1 of 4
1 of 4
Iron is important to plant health because it makes up the pigment in plants giving them their green colour. It's common in plants with low iron to become 'bleached' because they lack green pigment. Deficiencies of iron in the soil media are uncommon because it's often readily available in the soil. On some occasions, such as when soils are too alkaline or soils originating from chalk and limestone. Too much calcium or phosphorus can also negatively impact iron availability in the soil, but the mechanism behind this relationship is poorly understood.
Bleaching or yellowing (chlorosis) in plant.
It's the youngest leaves which tend to be affected.
Leaf veins with surrounding areas persist as green.
Plants may begin to look sad or just a little unhealthy.
In severe cases, plants may fail to flower and produce fruit.

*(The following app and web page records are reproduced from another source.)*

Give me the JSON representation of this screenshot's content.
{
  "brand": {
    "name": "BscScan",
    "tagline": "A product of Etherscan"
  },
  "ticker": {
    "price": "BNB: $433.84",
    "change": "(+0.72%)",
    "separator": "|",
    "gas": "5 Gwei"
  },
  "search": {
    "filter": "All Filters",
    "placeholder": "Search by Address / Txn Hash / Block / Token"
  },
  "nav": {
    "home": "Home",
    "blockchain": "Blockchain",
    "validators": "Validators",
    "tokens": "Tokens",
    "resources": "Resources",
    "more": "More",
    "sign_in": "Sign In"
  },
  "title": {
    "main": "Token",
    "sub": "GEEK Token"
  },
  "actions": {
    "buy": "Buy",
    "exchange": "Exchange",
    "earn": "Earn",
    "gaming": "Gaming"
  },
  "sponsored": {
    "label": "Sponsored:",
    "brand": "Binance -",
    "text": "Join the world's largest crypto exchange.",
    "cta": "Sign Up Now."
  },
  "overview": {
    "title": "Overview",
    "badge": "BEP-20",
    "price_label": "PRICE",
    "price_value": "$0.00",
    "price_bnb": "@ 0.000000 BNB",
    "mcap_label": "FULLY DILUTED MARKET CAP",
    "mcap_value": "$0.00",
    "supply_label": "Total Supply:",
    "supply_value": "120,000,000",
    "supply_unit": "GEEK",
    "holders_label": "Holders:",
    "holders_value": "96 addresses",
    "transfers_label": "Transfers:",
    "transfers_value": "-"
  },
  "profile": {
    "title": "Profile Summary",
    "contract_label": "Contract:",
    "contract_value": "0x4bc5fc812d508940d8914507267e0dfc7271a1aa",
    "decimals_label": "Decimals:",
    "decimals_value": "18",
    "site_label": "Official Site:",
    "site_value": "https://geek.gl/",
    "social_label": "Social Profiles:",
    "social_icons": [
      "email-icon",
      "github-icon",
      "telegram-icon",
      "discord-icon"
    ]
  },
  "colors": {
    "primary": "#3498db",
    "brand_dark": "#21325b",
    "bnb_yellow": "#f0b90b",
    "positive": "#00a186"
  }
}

It's possible to purchase iron compounds called chelates and sequestrenes. By applying these to the soil surrounding the root system, iron can be readily absorbed by the plant. Please take care to follow the manufacturers instructions.
If garden plants are lacking in iron, then liming should not be undertaken. This may prove difficult for soils that are highly alkaline. Avoid using fertilizers with high phosphorus content if soils are low in iron. Likewise, plants prone to iron deficiencies should not be supplemented with high concentrations of phosphorus, see below for examples! The addition of organic matter can improve soils lacking iron by making the nutrient more accessible to plants.